Despite the destruction, no serious injuries had been reported in Oxford, Anniston, or Jacksonville or by the County Sheriff’s Office on Monday.
Oxford police Lt. L.G. Owens said the only real storm damage in the city happened at Billy Bailey Auto Sales on U.S. 78, where the business’ front marquee was blown away.
Jacksonville police Chief Tommy Thompson and Calhoun County Sheriff’s Chief Deputy Matthew Wade said their areas went mostly unscathed by the storms.
Much of the destruction in the county Sunday centered on downtown Anniston, where storm damage shut down streets throughout the night. Police and city workers had to clear debris from parts of Noble Street between Sixth and Seventh streets after the roof of Miller’s Office Furniture was blown off by powerful winds. Despite the destruction, the store’s owner, Phyllis Dill, said the business escaped with only minor internal damage.
“There are a few leaks here and there, but we’re open for business,” Dill said this morning. “We’re in pretty good shape.”
Other spots in the city were still inaccessible this morning. Parts of Third Street near the intersection of Leighton Avenue, where a tree had fallen on a car, were still blocked off around 10 a.m.
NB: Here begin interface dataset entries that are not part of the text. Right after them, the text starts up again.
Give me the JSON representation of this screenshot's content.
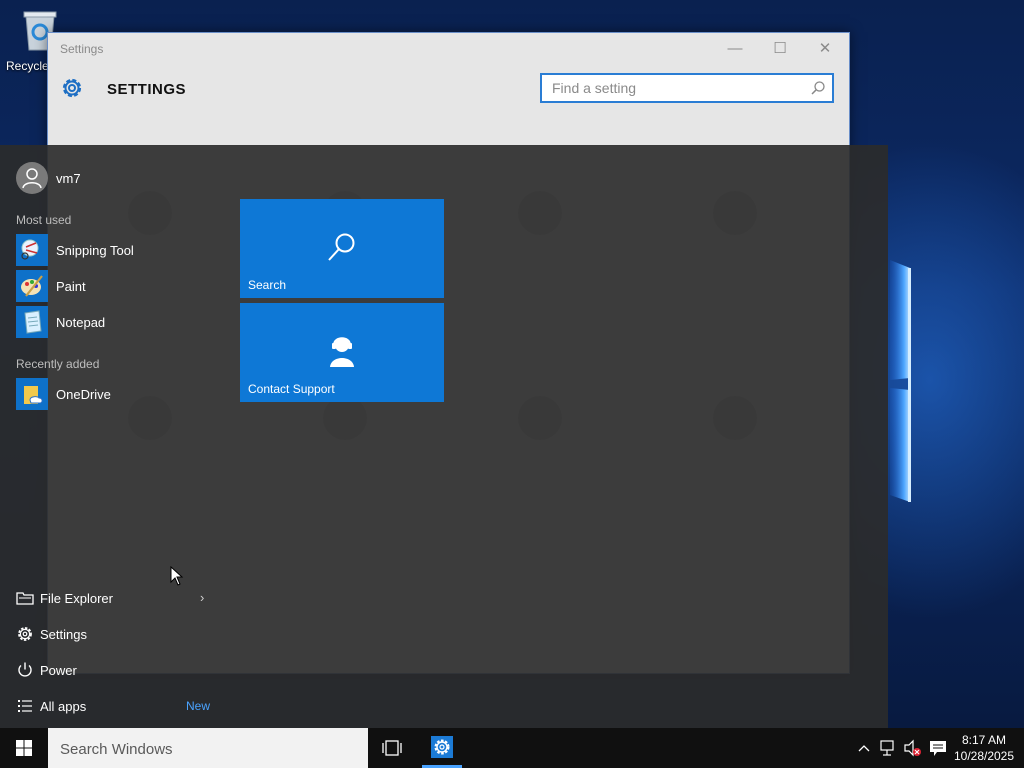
{
  "desktop": {
    "recycle_bin_label": "Recycle"
  },
  "settings_window": {
    "title": "Settings",
    "heading": "SETTINGS",
    "search_placeholder": "Find a setting"
  },
  "start_menu": {
    "user_name": "vm7",
    "most_used_label": "Most used",
    "most_used": [
      {
        "label": "Snipping Tool",
        "icon": "snipping-tool-icon"
      },
      {
        "label": "Paint",
        "icon": "paint-icon"
      },
      {
        "label": "Notepad",
        "icon": "notepad-icon"
      }
    ],
    "recently_added_label": "Recently added",
    "recently_added": [
      {
        "label": "OneDrive",
        "icon": "onedrive-icon"
      }
    ],
    "tiles": [
      {
        "label": "Search",
        "icon": "search-icon"
      },
      {
        "label": "Contact Support",
        "icon": "contact-support-icon"
      }
    ],
    "places": [
      {
        "label": "File Explorer",
        "icon": "file-explorer-icon"
      },
      {
        "label": "Settings",
        "icon": "gear-icon"
      },
      {
        "label": "Power",
        "icon": "power-icon"
      },
      {
        "label": "All apps",
        "icon": "all-apps-icon"
      }
    ],
    "all_apps_badge": "New"
  },
  "taskbar": {
    "search_placeholder": "Search Windows",
    "clock_time": "8:17 AM",
    "clock_date": "10/28/2025"
  },
  "colors": {
    "accent": "#0e78d6",
    "start_bg": "#2b2b2b",
    "taskbar_bg": "#101010"
  }
}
“I guess they got other stuff to work on,” said Christine Vines, whose 1996 Dodge Intrepid was smashed by the downed tree in front of her house on Third Street. Vines said she had just gone inside her house late Sunday afternoon when she heard the tree fall on her car.
“It wasn’t all that loud,” Vines said. “It was just like a big gust of wind.”
Vines said the tree fell down the side of her house, hitting her car and falling across the street into her neighbor’s yard. The fortunate thing, she said, was no one got hurt.
“I wasn’t so worried about the car,” Vines said. “I can always get another car. My daughter wants me to drive less anyway.”
And if the storm had any other silver lining besides the lack of injuries reported, it’s some relief from the heat. Gleason said thanks to the cloud cover, a heat advisory for Anniston and the surrounding area has been waived for the day. High temperatures are expected to top out at 89 degrees.
The slightly cooler weather won’t hang around for long, though.
“Assuming the clouds get out of here it’ll be hot again tomorrow,” Gleason said. “Probably back up to mid-90s.”